An exact copy of all entries is required.

___ Provided information ___

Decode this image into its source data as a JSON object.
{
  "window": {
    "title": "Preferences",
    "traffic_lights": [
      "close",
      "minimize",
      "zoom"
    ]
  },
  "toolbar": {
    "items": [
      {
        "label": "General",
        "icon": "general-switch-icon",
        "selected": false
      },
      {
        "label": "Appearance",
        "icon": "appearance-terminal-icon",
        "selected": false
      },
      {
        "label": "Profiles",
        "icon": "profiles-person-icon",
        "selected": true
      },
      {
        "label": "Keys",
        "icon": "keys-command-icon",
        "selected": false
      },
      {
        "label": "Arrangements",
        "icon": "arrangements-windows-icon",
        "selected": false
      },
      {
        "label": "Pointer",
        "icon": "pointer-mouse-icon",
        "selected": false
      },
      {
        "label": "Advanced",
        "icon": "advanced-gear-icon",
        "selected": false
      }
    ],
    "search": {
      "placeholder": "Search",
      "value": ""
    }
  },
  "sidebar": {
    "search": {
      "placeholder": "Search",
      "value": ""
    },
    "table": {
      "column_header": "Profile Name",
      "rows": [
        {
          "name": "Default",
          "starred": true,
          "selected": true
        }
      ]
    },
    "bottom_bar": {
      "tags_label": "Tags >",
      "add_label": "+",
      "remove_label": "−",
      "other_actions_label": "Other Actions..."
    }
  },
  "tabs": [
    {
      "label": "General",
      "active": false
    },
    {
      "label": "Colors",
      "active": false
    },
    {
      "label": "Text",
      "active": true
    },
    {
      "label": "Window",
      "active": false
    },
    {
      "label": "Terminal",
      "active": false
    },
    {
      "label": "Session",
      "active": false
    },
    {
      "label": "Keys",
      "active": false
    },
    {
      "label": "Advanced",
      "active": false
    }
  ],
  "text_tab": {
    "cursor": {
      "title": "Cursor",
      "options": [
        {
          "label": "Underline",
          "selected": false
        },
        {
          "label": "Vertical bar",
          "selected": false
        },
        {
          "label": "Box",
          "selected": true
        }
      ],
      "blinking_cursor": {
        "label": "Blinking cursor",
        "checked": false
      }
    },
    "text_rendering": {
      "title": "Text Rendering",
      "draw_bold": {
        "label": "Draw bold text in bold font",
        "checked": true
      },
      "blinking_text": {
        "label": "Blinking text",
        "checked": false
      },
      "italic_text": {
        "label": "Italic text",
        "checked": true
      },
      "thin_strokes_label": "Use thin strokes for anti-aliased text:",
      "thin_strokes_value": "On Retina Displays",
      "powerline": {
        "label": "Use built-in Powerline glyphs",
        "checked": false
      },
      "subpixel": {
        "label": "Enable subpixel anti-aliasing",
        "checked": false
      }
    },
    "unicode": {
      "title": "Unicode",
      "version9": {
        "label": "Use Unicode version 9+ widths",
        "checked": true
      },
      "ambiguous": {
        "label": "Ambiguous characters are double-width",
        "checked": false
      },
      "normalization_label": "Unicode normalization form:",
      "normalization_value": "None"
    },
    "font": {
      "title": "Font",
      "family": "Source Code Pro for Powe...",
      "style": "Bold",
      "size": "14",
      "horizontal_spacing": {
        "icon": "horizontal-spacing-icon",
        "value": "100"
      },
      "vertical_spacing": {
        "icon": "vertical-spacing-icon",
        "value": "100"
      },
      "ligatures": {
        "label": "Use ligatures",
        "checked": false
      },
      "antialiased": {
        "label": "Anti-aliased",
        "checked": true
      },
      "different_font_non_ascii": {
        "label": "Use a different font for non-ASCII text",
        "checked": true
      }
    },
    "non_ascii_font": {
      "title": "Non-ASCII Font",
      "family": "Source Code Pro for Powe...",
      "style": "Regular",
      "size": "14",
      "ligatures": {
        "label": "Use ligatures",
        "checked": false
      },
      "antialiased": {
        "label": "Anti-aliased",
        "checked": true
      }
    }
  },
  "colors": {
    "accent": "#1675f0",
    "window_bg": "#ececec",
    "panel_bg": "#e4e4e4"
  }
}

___

## Output of the task
Decode this image into its source data as a JSON object.
{
  "window": {
    "title": "Preferences",
    "traffic_lights": [
      "close",
      "minimize",
      "zoom"
    ]
  },
  "toolbar": {
    "items": [
      {
        "label": "General",
        "icon": "general-switch-icon",
        "selected": false
      },
      {
        "label": "Appearance",
        "icon": "appearance-terminal-icon",
        "selected": false
      },
      {
        "label": "Profiles",
        "icon": "profiles-person-icon",
        "selected": true
      },
      {
        "label": "Keys",
        "icon": "keys-command-icon",
        "selected": false
      },
      {
        "label": "Arrangements",
        "icon": "arrangements-windows-icon",
        "selected": false
      },
      {
        "label": "Pointer",
        "icon": "pointer-mouse-icon",
        "selected": false
      },
      {
        "label": "Advanced",
        "icon": "advanced-gear-icon",
        "selected": false
      }
    ],
    "search": {
      "placeholder": "Search",
      "value": ""
    }
  },
  "sidebar": {
    "search": {
      "placeholder": "Search",
      "value": ""
    },
    "table": {
      "column_header": "Profile Name",
      "rows": [
        {
          "name": "Default",
          "starred": true,
          "selected": true
        }
      ]
    },
    "bottom_bar": {
      "tags_label": "Tags >",
      "add_label": "+",
      "remove_label": "−",
      "other_actions_label": "Other Actions..."
    }
  },
  "tabs": [
    {
      "label": "General",
      "active": false
    },
    {
      "label": "Colors",
      "active": false
    },
    {
      "label": "Text",
      "active": true
    },
    {
      "label": "Window",
      "active": false
    },
    {
      "label": "Terminal",
      "active": false
    },
    {
      "label": "Session",
      "active": false
    },
    {
      "label": "Keys",
      "active": false
    },
    {
      "label": "Advanced",
      "active": false
    }
  ],
  "text_tab": {
    "cursor": {
      "title": "Cursor",
      "options": [
        {
          "label": "Underline",
          "selected": false
        },
        {
          "label": "Vertical bar",
          "selected": false
        },
        {
          "label": "Box",
          "selected": true
        }
      ],
      "blinking_cursor": {
        "label": "Blinking cursor",
        "checked": false
      }
    },
    "text_rendering": {
      "title": "Text Rendering",
      "draw_bold": {
        "label": "Draw bold text in bold font",
        "checked": true
      },
      "blinking_text": {
        "label": "Blinking text",
        "checked": false
      },
      "italic_text": {
        "label": "Italic text",
        "checked": true
      },
      "thin_strokes_label": "Use thin strokes for anti-aliased text:",
      "thin_strokes_value": "On Retina Displays",
      "powerline": {
        "label": "Use built-in Powerline glyphs",
        "checked": false
      },
      "subpixel": {
        "label": "Enable subpixel anti-aliasing",
        "checked": false
      }
    },
    "unicode": {
      "title": "Unicode",
      "version9": {
        "label": "Use Unicode version 9+ widths",
        "checked": true
      },
      "ambiguous": {
        "label": "Ambiguous characters are double-width",
        "checked": false
      },
      "normalization_label": "Unicode normalization form:",
      "normalization_value": "None"
    },
    "font": {
      "title": "Font",
      "family": "Source Code Pro for Powe...",
      "style": "Bold",
      "size": "14",
      "horizontal_spacing": {
        "icon": "horizontal-spacing-icon",
        "value": "100"
      },
      "vertical_spacing": {
        "icon": "vertical-spacing-icon",
        "value": "100"
      },
      "ligatures": {
        "label": "Use ligatures",
        "checked": false
      },
      "antialiased": {
        "label": "Anti-aliased",
        "checked": true
      },
      "different_font_non_ascii": {
        "label": "Use a different font for non-ASCII text",
        "checked": true
      }
    },
    "non_ascii_font": {
      "title": "Non-ASCII Font",
      "family": "Source Code Pro for Powe...",
      "style": "Regular",
      "size": "14",
      "ligatures": {
        "label": "Use ligatures",
        "checked": false
      },
      "antialiased": {
        "label": "Anti-aliased",
        "checked": true
      }
    }
  },
  "colors": {
    "accent": "#1675f0",
    "window_bg": "#ececec",
    "panel_bg": "#e4e4e4"
  }
}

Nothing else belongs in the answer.